Keeping IoT devices up to date is crucial to any IoT solution given the potential for large fleets of devices, their physical location, exposure to security threats, among other factors. All these scenarios can benefit from a centralized way to remotely manage and send software and security updates. That is especially true for the embedded devices category, which may run bare metal solutions or real time operating systems like Azure RTOS or FreeRTOS, and whose location, physical access limitations or fleet sizes make updates more difficult.
Another scenario, often ignored, is the category of embedded devices based on MCUs (microcontrollers) which are not IoT devices per definition, but rather operate offline most of the time and happily support their business need. Even such devices will require, from time to time, a way of applying software (firmware) updates remotely.
To help in all the above scenarios, Microsoft released the ADU (Azure Device Update) library to allow OTA (Over the Air updates) for IoT devices based on microcontrollers using the Azure IoT middleware for FreeRTOS, both service and the device libraries are GA (generally available) and recommended for production scenarios.
OTA with Azure
The following illustration shows the high-level flow of the ADU solution for a device using our middleware for FreeRTOS:
A centralized Azure update service (ADU) manages the storage of manifest and update files. Manifest files contain the update instructions for devices and the update files are normally new firmware versions the devices need to apply.
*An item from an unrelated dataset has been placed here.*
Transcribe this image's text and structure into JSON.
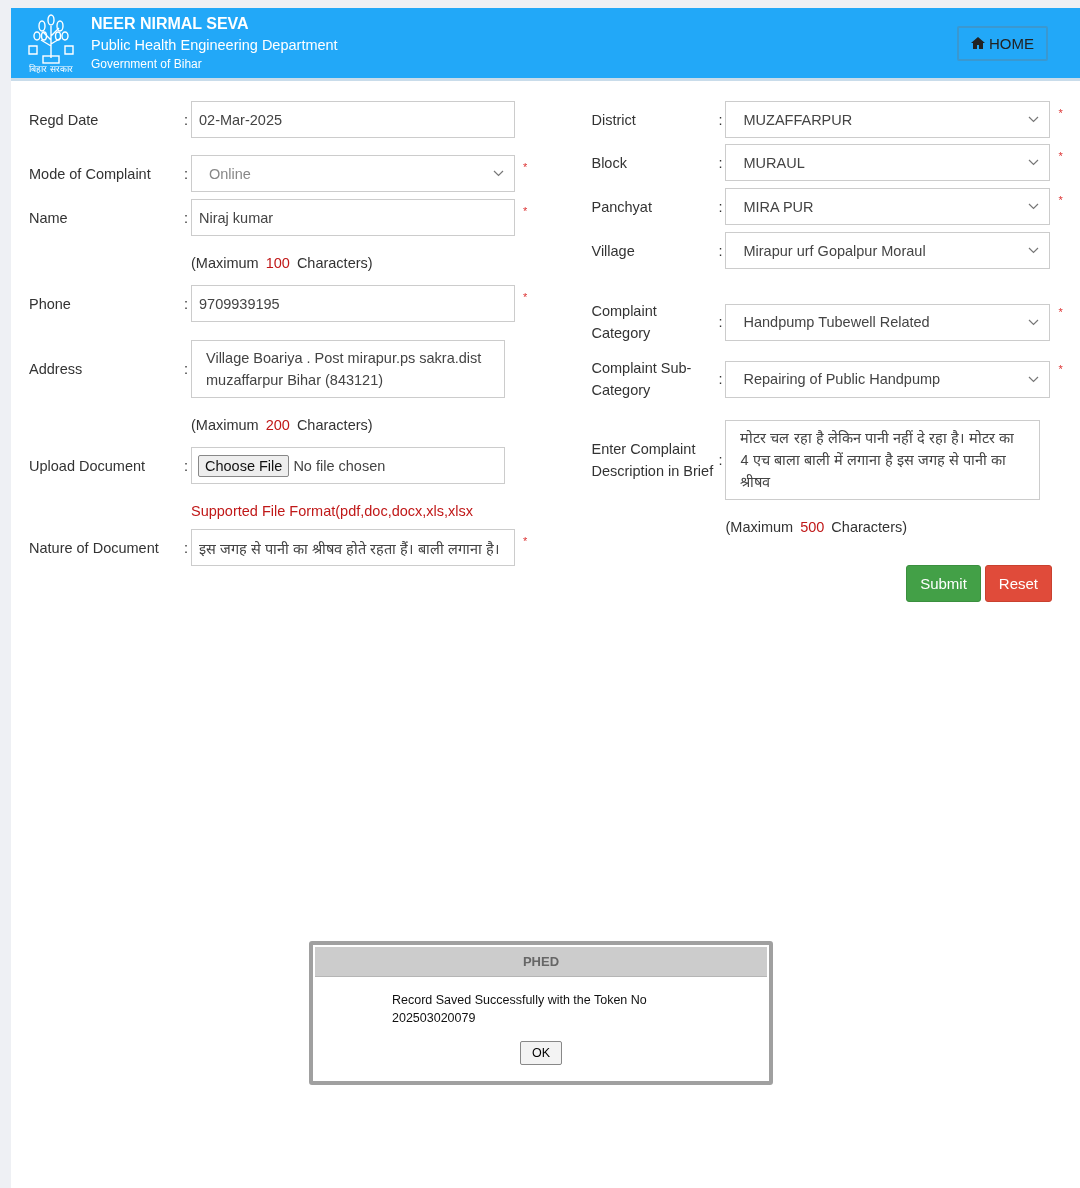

ADU can trigger an update to a device (or group of devices) matching specific tags, and these devices will be notified via messages from the Azure IoT Hub about the need to update to a different version, and where to get this image from.
The OTA agent on the device validates the update manifest, to ensure its origin and integrity, and downloads the new firmware version from Azure Blob Storage. The progress of remote updates is reported back to the ADU service so that operators can track the progress across the devices’ fleet.
The device can validate the firmware image, install it and reboot, reporting its updated version to the ADU service once back online, completing the update process.
How to get started?
We created samples to help you get started with the ADU service for both the Azure IoT middleware for FreeRTOS and a bare metal version using the Embedded C SDK:
Additional development kits from other manufacturers will follow this release, stay tuned for more!
Follow the instructions on the links above to learn how to:
- Install the latest version of Azure IoT middleware for FreeRTOS with the ADU library
- Setup the device with specific ADU tags
- Generate a device update manifest file
- Create and trigger an update using the ADU service
- Monitor progress using both the device’s serial port and the ADU service
Azure Device Update service is also available for Azure RTOS and Linux-based devices.
Let us know what you think!
As we continue to work on improving the experience for IoT developers, we encourage you to join this open-source project on GitHub, provide your feedback, file issues, contribute with your own pull requests and stay tuned on Azure Updates for any new Azure IoT SDK announcements.
Azure IoT for C Embedded repo: https://github.com/Azure/azure-sdk-for-c/tree/main/sdk/docs/iot
Azure IoT middleware for FreeRTOS samples repo: https://github.com/Azure-Samples/iot-middleware-freertos-samples
Azure IoT middleware for FreeRTOS source code: https://github.com/Azure/azure-iot-middleware-freertos